Feeling like they are being parented – that they’re too immature or childish to be able to think on their own

Often wishing they would have never gotten into this mess to begin with and now don’t know how to get out

Frequently feeling numb or depressed

They no longer know who they really are

May end up looking like the “crazy one” in xx? the end xx check orig

Posted in Uncategorized

Dr. Martin Luther King Jr’s Principles of Nonviolence – Pls copy to Sanghas

MARTIN LUTHER KING, JR.’S
PRINCIPLES OF NONVIOLENCE

1. Nonviolence is a way of life for courageous people.

It is active nonviolent resistance to evil.

It is assertive spiritually, mentally, and emotionally.

It is always persuading the opponent of the justice of your cause.
2. Nonviolence seeks to win friendship and understanding.

The end result of nonviolence is redemption and reconciliation.

The purpose of nonviolence is the creation of the Beloved Community.
3. Nonviolence seeks to defeat injustice, not people.

Nonviolence holds that evildoers are also victims.
4. Nonviolence holds that voluntary suffering can educate and
transform.

Nonviolence willingly accepts the consequences of its acts.

Nonviolence accepts suffering without retaliation.

Nonviolence accepts violence if necessary, but will never inflict it.

Unearned suffering is redemptive and has tremendous educational and
transforming possibilities.

Suffering can have the power to convert the enemy when reason fails.
5. Nonviolence chooses love instead of hate.

Nonviolence resists violence of the spirit as well as of the body.

Nonviolent love gives willingly, knowing that the return might be hostility.

Nonviolent love is active, not passive.

Nonviolent love does not sink to the level of the hater.

Love for the enemy is how we demonstrate love for ourselves.

Love restores community and resists injustice.

Nonviolence recognizes the fact that all life is interrelated.
6. Nonviolence believes that the universe is on the side of justice.

The nonviolent resister has deep faith that justice will eventually win.

MARTIN LUTHER KING, JR.’S
STEPS OF NONVIOLENCE
Step 1: Gather Information

Learn all you can about the problems you see in your community through the media, social
and civic organizations, and by talking to the people involved.

Step 2: Educate Others

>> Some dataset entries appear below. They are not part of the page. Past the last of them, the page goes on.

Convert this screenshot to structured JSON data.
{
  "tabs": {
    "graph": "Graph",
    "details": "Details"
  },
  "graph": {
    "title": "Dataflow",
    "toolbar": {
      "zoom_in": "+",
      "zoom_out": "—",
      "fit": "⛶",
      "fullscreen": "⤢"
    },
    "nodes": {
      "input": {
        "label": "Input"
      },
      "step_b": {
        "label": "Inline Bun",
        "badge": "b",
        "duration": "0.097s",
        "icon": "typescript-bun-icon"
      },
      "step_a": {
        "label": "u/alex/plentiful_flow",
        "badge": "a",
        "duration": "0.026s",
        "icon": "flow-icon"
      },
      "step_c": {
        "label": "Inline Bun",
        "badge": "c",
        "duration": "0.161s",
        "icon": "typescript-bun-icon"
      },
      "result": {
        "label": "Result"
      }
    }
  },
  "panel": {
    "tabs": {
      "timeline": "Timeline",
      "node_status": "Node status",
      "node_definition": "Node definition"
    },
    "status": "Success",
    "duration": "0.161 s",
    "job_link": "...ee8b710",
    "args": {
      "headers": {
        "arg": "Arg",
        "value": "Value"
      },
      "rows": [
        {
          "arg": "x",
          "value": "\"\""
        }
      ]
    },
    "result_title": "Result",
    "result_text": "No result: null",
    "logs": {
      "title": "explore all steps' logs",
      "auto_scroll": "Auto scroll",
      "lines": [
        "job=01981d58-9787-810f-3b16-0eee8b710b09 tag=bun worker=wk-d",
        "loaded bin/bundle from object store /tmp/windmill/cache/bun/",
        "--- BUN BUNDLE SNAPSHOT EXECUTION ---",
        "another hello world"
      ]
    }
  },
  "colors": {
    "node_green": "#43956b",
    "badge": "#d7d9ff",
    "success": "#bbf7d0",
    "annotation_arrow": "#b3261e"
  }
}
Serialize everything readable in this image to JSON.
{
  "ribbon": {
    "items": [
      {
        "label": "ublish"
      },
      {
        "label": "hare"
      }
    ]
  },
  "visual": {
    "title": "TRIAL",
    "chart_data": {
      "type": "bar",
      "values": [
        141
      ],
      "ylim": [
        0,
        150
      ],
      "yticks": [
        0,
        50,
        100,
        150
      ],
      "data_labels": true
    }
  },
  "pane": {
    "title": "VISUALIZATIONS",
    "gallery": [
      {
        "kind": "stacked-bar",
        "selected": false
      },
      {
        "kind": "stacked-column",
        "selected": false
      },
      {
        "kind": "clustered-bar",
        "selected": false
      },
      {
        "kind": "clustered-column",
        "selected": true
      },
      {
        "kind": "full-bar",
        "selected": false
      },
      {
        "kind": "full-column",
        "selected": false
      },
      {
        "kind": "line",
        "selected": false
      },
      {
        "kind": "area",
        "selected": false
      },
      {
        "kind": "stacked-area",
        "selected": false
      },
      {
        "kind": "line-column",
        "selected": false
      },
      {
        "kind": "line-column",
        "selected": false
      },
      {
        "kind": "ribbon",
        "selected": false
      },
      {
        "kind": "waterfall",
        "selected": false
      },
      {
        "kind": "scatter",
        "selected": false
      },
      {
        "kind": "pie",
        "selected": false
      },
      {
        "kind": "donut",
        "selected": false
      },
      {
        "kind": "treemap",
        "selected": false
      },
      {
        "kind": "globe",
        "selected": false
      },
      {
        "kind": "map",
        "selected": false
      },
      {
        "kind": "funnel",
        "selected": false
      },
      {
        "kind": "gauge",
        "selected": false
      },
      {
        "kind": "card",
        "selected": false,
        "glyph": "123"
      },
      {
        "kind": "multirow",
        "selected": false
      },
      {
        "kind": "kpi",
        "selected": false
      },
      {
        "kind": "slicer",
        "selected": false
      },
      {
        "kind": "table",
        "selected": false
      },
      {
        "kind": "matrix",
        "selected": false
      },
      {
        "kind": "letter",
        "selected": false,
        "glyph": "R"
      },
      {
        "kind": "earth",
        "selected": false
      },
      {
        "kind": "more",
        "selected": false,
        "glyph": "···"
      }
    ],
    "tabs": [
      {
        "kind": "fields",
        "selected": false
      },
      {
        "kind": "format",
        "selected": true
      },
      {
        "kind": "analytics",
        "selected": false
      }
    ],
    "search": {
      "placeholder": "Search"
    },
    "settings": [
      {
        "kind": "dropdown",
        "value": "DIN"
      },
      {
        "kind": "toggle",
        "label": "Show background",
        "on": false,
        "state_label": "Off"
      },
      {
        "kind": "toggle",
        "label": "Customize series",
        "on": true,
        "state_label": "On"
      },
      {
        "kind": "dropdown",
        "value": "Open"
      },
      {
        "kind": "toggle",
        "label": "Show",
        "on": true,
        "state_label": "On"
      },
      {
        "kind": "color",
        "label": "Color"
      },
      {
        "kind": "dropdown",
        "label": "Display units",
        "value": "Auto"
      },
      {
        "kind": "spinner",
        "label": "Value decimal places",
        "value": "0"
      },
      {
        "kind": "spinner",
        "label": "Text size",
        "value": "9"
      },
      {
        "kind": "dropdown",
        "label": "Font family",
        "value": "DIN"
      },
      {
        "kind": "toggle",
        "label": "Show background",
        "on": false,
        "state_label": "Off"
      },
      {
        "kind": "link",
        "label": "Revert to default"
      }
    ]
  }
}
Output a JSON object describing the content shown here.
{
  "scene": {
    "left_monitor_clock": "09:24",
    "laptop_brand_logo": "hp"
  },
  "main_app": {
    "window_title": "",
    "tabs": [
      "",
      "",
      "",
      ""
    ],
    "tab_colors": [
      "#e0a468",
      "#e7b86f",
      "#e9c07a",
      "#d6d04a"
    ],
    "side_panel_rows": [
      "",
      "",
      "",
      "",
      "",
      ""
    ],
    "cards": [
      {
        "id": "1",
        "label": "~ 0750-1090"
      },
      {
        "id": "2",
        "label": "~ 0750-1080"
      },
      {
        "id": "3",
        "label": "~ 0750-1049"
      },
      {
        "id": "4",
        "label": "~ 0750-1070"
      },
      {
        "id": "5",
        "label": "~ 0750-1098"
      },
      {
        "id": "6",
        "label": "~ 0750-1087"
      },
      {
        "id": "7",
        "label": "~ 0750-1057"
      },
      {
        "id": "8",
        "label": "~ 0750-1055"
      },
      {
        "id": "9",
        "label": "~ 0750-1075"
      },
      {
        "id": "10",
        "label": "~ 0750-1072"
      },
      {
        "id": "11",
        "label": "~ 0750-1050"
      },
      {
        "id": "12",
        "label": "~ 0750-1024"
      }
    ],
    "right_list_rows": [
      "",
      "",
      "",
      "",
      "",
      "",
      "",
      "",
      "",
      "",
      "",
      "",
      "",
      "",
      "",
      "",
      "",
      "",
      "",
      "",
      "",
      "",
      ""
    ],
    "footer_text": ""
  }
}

Armed with your new knowledge, it is your duty to help those around you, such as your
neighbors, relatives, friends and co-workers, better understand the problems facing
society. Build a team of people devoted to finding solutions. Be sure to include those who
will be directly affected by your work.

Step 3: Remain Committed

Accept that you will face many obstacles and challenges as you and your team try to
change society. Agree to encourage and inspire one another along the journey.

Step 4: Peacefully Negotiate

Talk with both sides. go to the people in your community who are in trouble and who are
deeply hurt by society’s ills. Also go to those people who are contributing to the breakdown
of a peaceful society. Use humor, intelligence and grace to lead to solutions that benefit
the greater good.

Step 5: Take Action Peacefully

This step is often used when negotiation fails to produce results, or when people need to
draw broader attention to a problem. it can include tactics such as peaceful
demonstrations, letter-writing and petition campaign.

Step 6: Reconcile

Keep all actions and negotiations peaceful and constructive. Agree to disagree with some
people and with some groups as you work to improve society. Show all involved the
benefits of changing, not what they will give up by changing.

Stop the Sangha in Tibet form considering suicides as a means of political protest
http://www.change.org/petitions/sangha-in-tibet-stop-suicides